▶ Interface dataset entries:
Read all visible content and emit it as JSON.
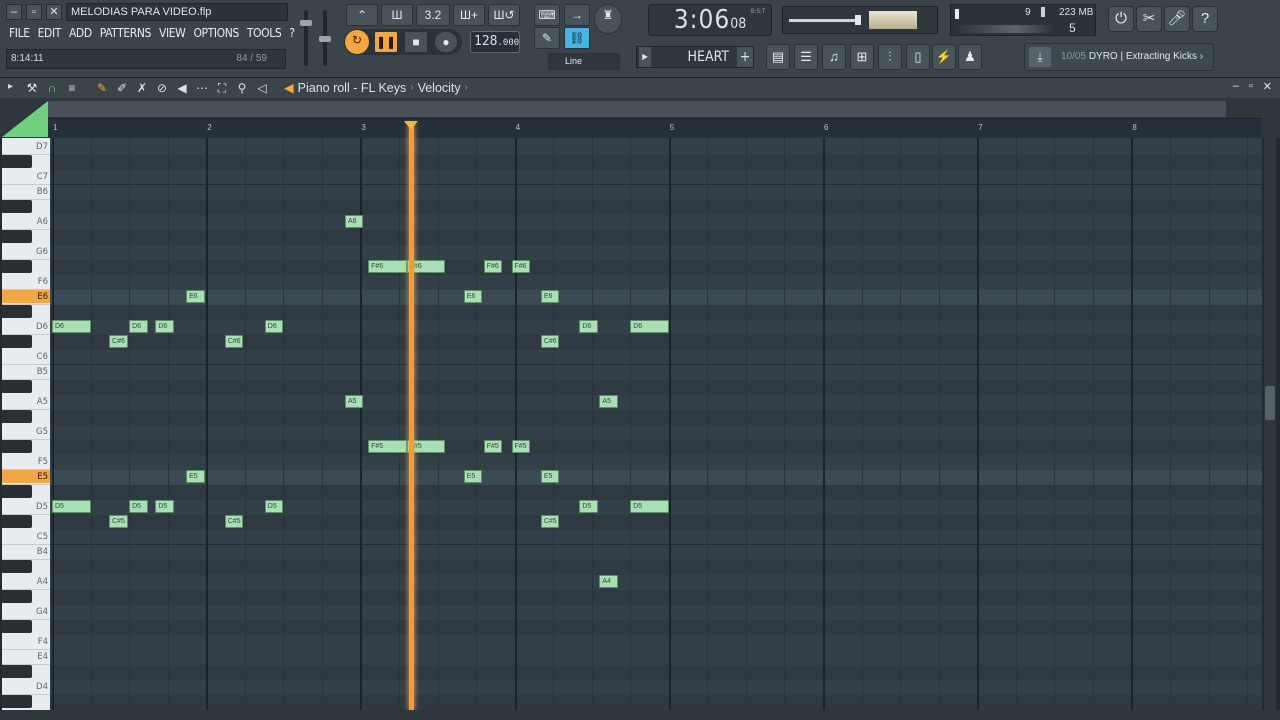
{
  "window": {
    "project_title": "MELODIAS PARA VIDEO.flp",
    "menu": [
      "FILE",
      "EDIT",
      "ADD",
      "PATTERNS",
      "VIEW",
      "OPTIONS",
      "TOOLS",
      "?"
    ],
    "hint_left": "8:14:11",
    "hint_right": "84 / 59"
  },
  "transport": {
    "time_main": "3:06",
    "time_sub": "08",
    "time_unit": "B:S:T",
    "tempo_int": "128",
    "tempo_dec": ".000",
    "snap_label": "Line",
    "mode_display": "3.2"
  },
  "cpu": {
    "memory": "223 MB",
    "cpu_top": "9",
    "cpu_bottom": "5"
  },
  "pattern": {
    "name": "HEART",
    "plus": "+"
  },
  "news": {
    "count": "10/05",
    "text": "DYRO | Extracting Kicks"
  },
  "piano_roll": {
    "breadcrumb": [
      "Piano roll - FL Keys",
      "Velocity"
    ],
    "bar_numbers": [
      "1",
      "2",
      "3",
      "4",
      "5",
      "6",
      "7",
      "8"
    ]
  },
  "keyboard_labels": [
    {
      "key": "D7",
      "row": 1
    },
    {
      "key": "C7",
      "row": 3
    },
    {
      "key": "B6",
      "row": 4
    },
    {
      "key": "A6",
      "row": 6
    },
    {
      "key": "G6",
      "row": 8
    },
    {
      "key": "F6",
      "row": 10
    },
    {
      "key": "E6",
      "row": 11
    },
    {
      "key": "D6",
      "row": 13
    },
    {
      "key": "C6",
      "row": 15
    },
    {
      "key": "B5",
      "row": 16
    },
    {
      "key": "A5",
      "row": 18
    },
    {
      "key": "G5",
      "row": 20
    },
    {
      "key": "F5",
      "row": 22
    },
    {
      "key": "E5",
      "row": 23
    },
    {
      "key": "D5",
      "row": 25
    },
    {
      "key": "C5",
      "row": 27
    },
    {
      "key": "B4",
      "row": 28
    },
    {
      "key": "A4",
      "row": 30
    },
    {
      "key": "G4",
      "row": 32
    },
    {
      "key": "F4",
      "row": 34
    },
    {
      "key": "E4",
      "row": 35
    },
    {
      "key": "D4",
      "row": 37
    }
  ],
  "notes": [
    {
      "label": "A6",
      "row": 6,
      "start": 2.9,
      "len": 0.12
    },
    {
      "label": "F#6",
      "row": 9,
      "start": 3.05,
      "len": 0.25
    },
    {
      "label": "F#6",
      "row": 9,
      "start": 3.3,
      "len": 0.25
    },
    {
      "label": "F#6",
      "row": 9,
      "start": 3.8,
      "len": 0.12
    },
    {
      "label": "F#6",
      "row": 9,
      "start": 3.98,
      "len": 0.12
    },
    {
      "label": "E6",
      "row": 11,
      "start": 1.87,
      "len": 0.12
    },
    {
      "label": "E6",
      "row": 11,
      "start": 3.67,
      "len": 0.12
    },
    {
      "label": "E6",
      "row": 11,
      "start": 4.17,
      "len": 0.12
    },
    {
      "label": "D6",
      "row": 13,
      "start": 1.0,
      "len": 0.25
    },
    {
      "label": "D6",
      "row": 13,
      "start": 1.5,
      "len": 0.12
    },
    {
      "label": "D6",
      "row": 13,
      "start": 1.67,
      "len": 0.12
    },
    {
      "label": "D6",
      "row": 13,
      "start": 2.38,
      "len": 0.12
    },
    {
      "label": "D6",
      "row": 13,
      "start": 4.42,
      "len": 0.12
    },
    {
      "label": "D6",
      "row": 13,
      "start": 4.75,
      "len": 0.25
    },
    {
      "label": "C#6",
      "row": 14,
      "start": 1.37,
      "len": 0.12
    },
    {
      "label": "C#6",
      "row": 14,
      "start": 2.12,
      "len": 0.12
    },
    {
      "label": "C#6",
      "row": 14,
      "start": 4.17,
      "len": 0.12
    },
    {
      "label": "A5",
      "row": 18,
      "start": 2.9,
      "len": 0.12
    },
    {
      "label": "A5",
      "row": 18,
      "start": 4.55,
      "len": 0.12
    },
    {
      "label": "F#5",
      "row": 21,
      "start": 3.05,
      "len": 0.25
    },
    {
      "label": "F#5",
      "row": 21,
      "start": 3.3,
      "len": 0.25
    },
    {
      "label": "F#5",
      "row": 21,
      "start": 3.8,
      "len": 0.12
    },
    {
      "label": "F#5",
      "row": 21,
      "start": 3.98,
      "len": 0.12
    },
    {
      "label": "E5",
      "row": 23,
      "start": 1.87,
      "len": 0.12
    },
    {
      "label": "E5",
      "row": 23,
      "start": 3.67,
      "len": 0.12
    },
    {
      "label": "E5",
      "row": 23,
      "start": 4.17,
      "len": 0.12
    },
    {
      "label": "D5",
      "row": 25,
      "start": 1.0,
      "len": 0.25
    },
    {
      "label": "D5",
      "row": 25,
      "start": 1.5,
      "len": 0.12
    },
    {
      "label": "D5",
      "row": 25,
      "start": 1.67,
      "len": 0.12
    },
    {
      "label": "D5",
      "row": 25,
      "start": 2.38,
      "len": 0.12
    },
    {
      "label": "D5",
      "row": 25,
      "start": 4.42,
      "len": 0.12
    },
    {
      "label": "D5",
      "row": 25,
      "start": 4.75,
      "len": 0.25
    },
    {
      "label": "C#5",
      "row": 26,
      "start": 1.37,
      "len": 0.12
    },
    {
      "label": "C#5",
      "row": 26,
      "start": 2.12,
      "len": 0.12
    },
    {
      "label": "C#5",
      "row": 26,
      "start": 4.17,
      "len": 0.12
    },
    {
      "label": "A4",
      "row": 30,
      "start": 4.55,
      "len": 0.12
    }
  ],
  "highlight_keys": [
    "E6",
    "E5"
  ],
  "playhead_position": 3.33,
  "colors": {
    "accent": "#f29b3a",
    "note_fill": "#a9dfb5",
    "background": "#344049"
  }
}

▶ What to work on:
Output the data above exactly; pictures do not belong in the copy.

▶ Solution to this task:
Read all visible content and emit it as JSON.
{
  "window": {
    "project_title": "MELODIAS PARA VIDEO.flp",
    "menu": [
      "FILE",
      "EDIT",
      "ADD",
      "PATTERNS",
      "VIEW",
      "OPTIONS",
      "TOOLS",
      "?"
    ],
    "hint_left": "8:14:11",
    "hint_right": "84 / 59"
  },
  "transport": {
    "time_main": "3:06",
    "time_sub": "08",
    "time_unit": "B:S:T",
    "tempo_int": "128",
    "tempo_dec": ".000",
    "snap_label": "Line",
    "mode_display": "3.2"
  },
  "cpu": {
    "memory": "223 MB",
    "cpu_top": "9",
    "cpu_bottom": "5"
  },
  "pattern": {
    "name": "HEART",
    "plus": "+"
  },
  "news": {
    "count": "10/05",
    "text": "DYRO | Extracting Kicks"
  },
  "piano_roll": {
    "breadcrumb": [
      "Piano roll - FL Keys",
      "Velocity"
    ],
    "bar_numbers": [
      "1",
      "2",
      "3",
      "4",
      "5",
      "6",
      "7",
      "8"
    ]
  },
  "keyboard_labels": [
    {
      "key": "D7",
      "row": 1
    },
    {
      "key": "C7",
      "row": 3
    },
    {
      "key": "B6",
      "row": 4
    },
    {
      "key": "A6",
      "row": 6
    },
    {
      "key": "G6",
      "row": 8
    },
    {
      "key": "F6",
      "row": 10
    },
    {
      "key": "E6",
      "row": 11
    },
    {
      "key": "D6",
      "row": 13
    },
    {
      "key": "C6",
      "row": 15
    },
    {
      "key": "B5",
      "row": 16
    },
    {
      "key": "A5",
      "row": 18
    },
    {
      "key": "G5",
      "row": 20
    },
    {
      "key": "F5",
      "row": 22
    },
    {
      "key": "E5",
      "row": 23
    },
    {
      "key": "D5",
      "row": 25
    },
    {
      "key": "C5",
      "row": 27
    },
    {
      "key": "B4",
      "row": 28
    },
    {
      "key": "A4",
      "row": 30
    },
    {
      "key": "G4",
      "row": 32
    },
    {
      "key": "F4",
      "row": 34
    },
    {
      "key": "E4",
      "row": 35
    },
    {
      "key": "D4",
      "row": 37
    }
  ],
  "notes": [
    {
      "label": "A6",
      "row": 6,
      "start": 2.9,
      "len": 0.12
    },
    {
      "label": "F#6",
      "row": 9,
      "start": 3.05,
      "len": 0.25
    },
    {
      "label": "F#6",
      "row": 9,
      "start": 3.3,
      "len": 0.25
    },
    {
      "label": "F#6",
      "row": 9,
      "start": 3.8,
      "len": 0.12
    },
    {
      "label": "F#6",
      "row": 9,
      "start": 3.98,
      "len": 0.12
    },
    {
      "label": "E6",
      "row": 11,
      "start": 1.87,
      "len": 0.12
    },
    {
      "label": "E6",
      "row": 11,
      "start": 3.67,
      "len": 0.12
    },
    {
      "label": "E6",
      "row": 11,
      "start": 4.17,
      "len": 0.12
    },
    {
      "label": "D6",
      "row": 13,
      "start": 1.0,
      "len": 0.25
    },
    {
      "label": "D6",
      "row": 13,
      "start": 1.5,
      "len": 0.12
    },
    {
      "label": "D6",
      "row": 13,
      "start": 1.67,
      "len": 0.12
    },
    {
      "label": "D6",
      "row": 13,
      "start": 2.38,
      "len": 0.12
    },
    {
      "label": "D6",
      "row": 13,
      "start": 4.42,
      "len": 0.12
    },
    {
      "label": "D6",
      "row": 13,
      "start": 4.75,
      "len": 0.25
    },
    {
      "label": "C#6",
      "row": 14,
      "start": 1.37,
      "len": 0.12
    },
    {
      "label": "C#6",
      "row": 14,
      "start": 2.12,
      "len": 0.12
    },
    {
      "label": "C#6",
      "row": 14,
      "start": 4.17,
      "len": 0.12
    },
    {
      "label": "A5",
      "row": 18,
      "start": 2.9,
      "len": 0.12
    },
    {
      "label": "A5",
      "row": 18,
      "start": 4.55,
      "len": 0.12
    },
    {
      "label": "F#5",
      "row": 21,
      "start": 3.05,
      "len": 0.25
    },
    {
      "label": "F#5",
      "row": 21,
      "start": 3.3,
      "len": 0.25
    },
    {
      "label": "F#5",
      "row": 21,
      "start": 3.8,
      "len": 0.12
    },
    {
      "label": "F#5",
      "row": 21,
      "start": 3.98,
      "len": 0.12
    },
    {
      "label": "E5",
      "row": 23,
      "start": 1.87,
      "len": 0.12
    },
    {
      "label": "E5",
      "row": 23,
      "start": 3.67,
      "len": 0.12
    },
    {
      "label": "E5",
      "row": 23,
      "start": 4.17,
      "len": 0.12
    },
    {
      "label": "D5",
      "row": 25,
      "start": 1.0,
      "len": 0.25
    },
    {
      "label": "D5",
      "row": 25,
      "start": 1.5,
      "len": 0.12
    },
    {
      "label": "D5",
      "row": 25,
      "start": 1.67,
      "len": 0.12
    },
    {
      "label": "D5",
      "row": 25,
      "start": 2.38,
      "len": 0.12
    },
    {
      "label": "D5",
      "row": 25,
      "start": 4.42,
      "len": 0.12
    },
    {
      "label": "D5",
      "row": 25,
      "start": 4.75,
      "len": 0.25
    },
    {
      "label": "C#5",
      "row": 26,
      "start": 1.37,
      "len": 0.12
    },
    {
      "label": "C#5",
      "row": 26,
      "start": 2.12,
      "len": 0.12
    },
    {
      "label": "C#5",
      "row": 26,
      "start": 4.17,
      "len": 0.12
    },
    {
      "label": "A4",
      "row": 30,
      "start": 4.55,
      "len": 0.12
    }
  ],
  "highlight_keys": [
    "E6",
    "E5"
  ],
  "playhead_position": 3.33,
  "colors": {
    "accent": "#f29b3a",
    "note_fill": "#a9dfb5",
    "background": "#344049"
  }
}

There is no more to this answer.